Recently, we've seen policy leaders in a number of states propose draconian cuts to their investments in public higher education. And while all of our institutions are looking to contain costs and invest wisely, some of the proposals appear to be more about politics than they are about smarter higher education policy.
Important determinations about the future of higher education should not be made in a politically hostile way. Today's investments in public systems and institutions will have direct consequences on the future of our states, their economies, and their competitiveness--they are too important to be used to score political points. Our higher education system, which is changing and focusing on affordability and student success, needs a level of investment that is consistent with and supportive of state and national priorities. Budget realities are part of the funding debate, but policy makers who view higher education's discretionary funds as the easiest funds to cut among those on the chopping block may regret that short-sighted actions put long-term priorities at serious risk.
Board members, and especially those serving on public boards, have a responsibility to remain independent of the appointing authority who invited them to serve.
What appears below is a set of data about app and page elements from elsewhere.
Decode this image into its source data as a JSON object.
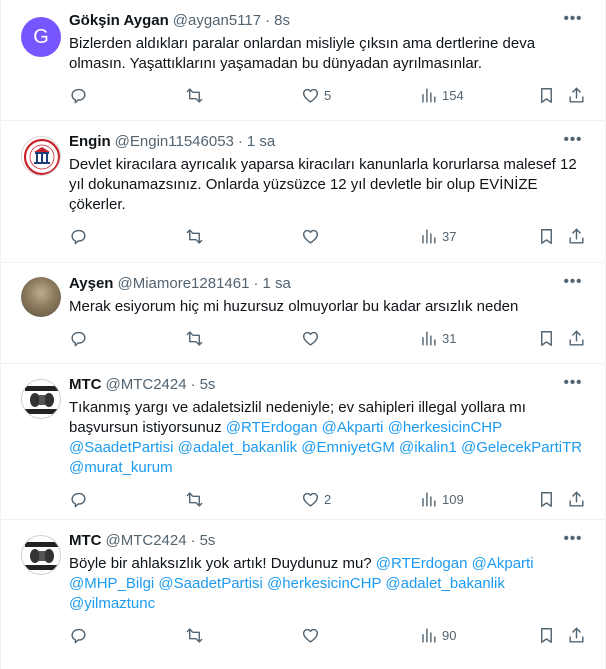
{
  "tweets": [
    {
      "name": "Gökşin Aygan",
      "handle": "@aygan5117",
      "time": "8s",
      "avatar_letter": "G",
      "text_lines": [
        "Bizlerden aldıkları paralar onlardan misliyle çıksın ama dertlerine deva",
        "olmasın. Yaşattıklarını yaşamadan bu dünyadan ayrılmasınlar."
      ],
      "reply_count": "",
      "retweet_count": "",
      "like_count": "5",
      "view_count": "154"
    },
    {
      "name": "Engin",
      "handle": "@Engin11546053",
      "time": "1 sa",
      "text_lines": [
        "Devlet kiracılara ayrıcalık yaparsa kiracıları kanunlarla korurlarsa malesef 12",
        "yıl dokunamazsınız. Onlarda yüzsüzce 12 yıl devletle bir olup EVİNİZE",
        "çökerler."
      ],
      "reply_count": "",
      "retweet_count": "",
      "like_count": "",
      "view_count": "37"
    },
    {
      "name": "Ayşen",
      "handle": "@Miamore1281461",
      "time": "1 sa",
      "text_lines": [
        "Merak esiyorum hiç mi huzursuz olmuyorlar bu kadar arsızlık neden"
      ],
      "reply_count": "",
      "retweet_count": "",
      "like_count": "",
      "view_count": "31"
    },
    {
      "name": "MTC",
      "handle": "@MTC2424",
      "time": "5s",
      "text_prefix": "Tıkanmış yargı ve adaletsizlil nedeniyle; ev sahipleri illegal yollara mı",
      "text_prefix2": "başvursun istiyorsunuz ",
      "mentions": [
        "@RTErdogan",
        "@Akparti",
        "@herkesicinCHP",
        "@SaadetPartisi",
        "@adalet_bakanlik",
        "@EmniyetGM",
        "@ikalin1",
        "@GelecekPartiTR",
        "@murat_kurum"
      ],
      "reply_count": "",
      "retweet_count": "",
      "like_count": "2",
      "view_count": "109"
    },
    {
      "name": "MTC",
      "handle": "@MTC2424",
      "time": "5s",
      "text_prefix": "Böyle bir ahlaksızlık yok artık! Duydunuz mu? ",
      "mentions": [
        "@RTErdogan",
        "@Akparti",
        "@MHP_Bilgi",
        "@SaadetPartisi",
        "@herkesicinCHP",
        "@adalet_bakanlik",
        "@yilmaztunc"
      ],
      "reply_count": "",
      "retweet_count": "",
      "like_count": "",
      "view_count": "90"
    }
  ],
  "dot_separator": "·",
  "more_glyph": "•••",
  "colors": {
    "accent": "#1d9bf0",
    "muted": "#536471",
    "text": "#0f1419",
    "border": "#eff3f4"
  }
}
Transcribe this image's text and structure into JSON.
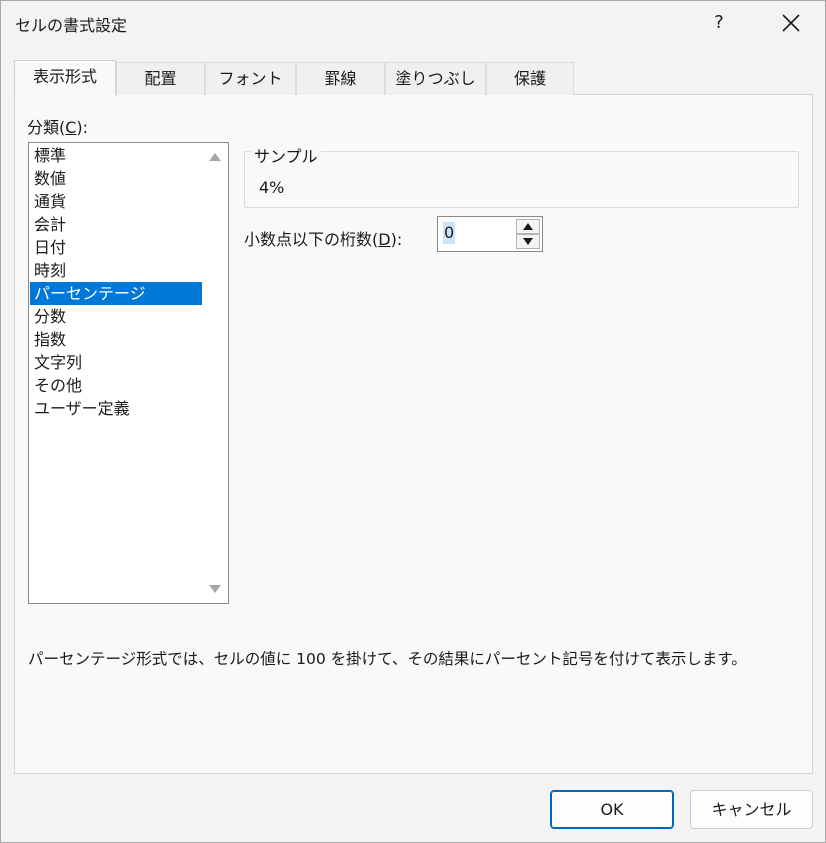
{
  "window": {
    "title": "セルの書式設定",
    "help_label": "?"
  },
  "tabs": [
    {
      "label": "表示形式",
      "active": true
    },
    {
      "label": "配置"
    },
    {
      "label": "フォント"
    },
    {
      "label": "罫線"
    },
    {
      "label": "塗りつぶし"
    },
    {
      "label": "保護"
    }
  ],
  "category": {
    "label_prefix": "分類(",
    "label_key": "C",
    "label_suffix": "):",
    "items": [
      "標準",
      "数値",
      "通貨",
      "会計",
      "日付",
      "時刻",
      "パーセンテージ",
      "分数",
      "指数",
      "文字列",
      "その他",
      "ユーザー定義"
    ],
    "selected": "パーセンテージ"
  },
  "sample": {
    "title": "サンプル",
    "value": "4%"
  },
  "decimals": {
    "label_prefix": "小数点以下の桁数(",
    "label_key": "D",
    "label_suffix": "):",
    "value": "0"
  },
  "description": "パーセンテージ形式では、セルの値に 100 を掛けて、その結果にパーセント記号を付けて表示します。",
  "buttons": {
    "ok": "OK",
    "cancel": "キャンセル"
  },
  "colors": {
    "selection": "#0078d7",
    "ok_border": "#0067c0"
  }
}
In Wisconsin, for example, the governor presented a new public authority alternative to the iconic University of Wisconsin System's current model of support in exchange for a proposed $300 million reduction in state support. Some board members are questioning his proposal; many were also appointed by him. Their expressions of concern are appropriate for their service to the citizens and strategic interests of their state. At its core, the strengths of American higher education are its autonomy and independence--ensured by a body of citizens separate from institutional or governmental pressure.
In other states, policy makers have proposed similarly sharp cuts and even calls to eliminate institutions. Perhaps such proposals make sense--mergers and restructuring might be the best policy for some. But how those initiatives are advanced and who is a part of those conversations is fundamental.
The intrusion into the independent authority of public higher education governing bodies by policy leaders violates the value-added of our governance structure, where an independent board, as fiduciaries, is accountable for its institution's mission. This is not the time to reinvent how our universities and colleges are governed and turn them into pawns in the public debate.
It is time for board members to assert their collective voice in support of the independence that marks the uniqueness, quality, and creativity of American higher education.